Another reason could be a Canadian mentality to not think “big” in the early days. As one Toronto-based VC told us, “Young Canadian entrepreneurs constantly worry about dilution, instead of making growth their focus. My advice to them would be to take in as much money as they can early on, and focus on growing the pie instead of worrying about giving up the pie!”

From a regional perspective, the following stands out:

• 76% of acquisitions in British Columbia were made by US corporates, versus 65% and 56% in Ontario and Quebec, respectively. It appears that the farther a company is from the west coast (or Silicon Valley), the lower its odds of being acquired by a US corporate. Could something as simple as the cost of travel be deterring Valley-based companies from frequenting Toronto and Montreal?

• While Quebec-based companies had the highest rate of acquisition by Canadian corporates, they also had the lowest exit valuations.This indicates Canadian corporate purchase prices are much lower than those of US corporates. 

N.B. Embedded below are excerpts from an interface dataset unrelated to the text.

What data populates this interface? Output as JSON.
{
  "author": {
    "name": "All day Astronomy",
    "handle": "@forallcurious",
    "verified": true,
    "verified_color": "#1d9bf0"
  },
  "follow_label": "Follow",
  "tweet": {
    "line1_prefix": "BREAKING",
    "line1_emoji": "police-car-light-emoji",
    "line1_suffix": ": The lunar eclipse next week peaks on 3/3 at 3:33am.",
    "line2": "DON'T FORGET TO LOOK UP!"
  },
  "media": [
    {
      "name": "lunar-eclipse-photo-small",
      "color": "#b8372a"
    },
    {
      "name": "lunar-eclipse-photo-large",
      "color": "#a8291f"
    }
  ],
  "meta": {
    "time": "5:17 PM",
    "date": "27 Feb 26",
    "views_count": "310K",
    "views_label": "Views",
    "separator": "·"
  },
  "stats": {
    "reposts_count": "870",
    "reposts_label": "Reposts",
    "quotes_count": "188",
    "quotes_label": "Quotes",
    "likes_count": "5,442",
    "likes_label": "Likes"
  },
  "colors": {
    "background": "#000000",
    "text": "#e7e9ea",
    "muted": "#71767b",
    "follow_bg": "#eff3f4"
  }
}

• All six of Google’s Canadian acquisitions were made in Ontario. This is where two out of three of Google’s Canadian offices are located.

• All three of Twitter’s Canadian acquisitions were made in British Columbia. With companies like HootSuite blossoming, we can’t help but wonder if Canada’s west coast is becoming a hub for social media talent and innovation.

As seen through this data, the US plays a big role in driving Canadian company exits.

This content was originally published on MaRS.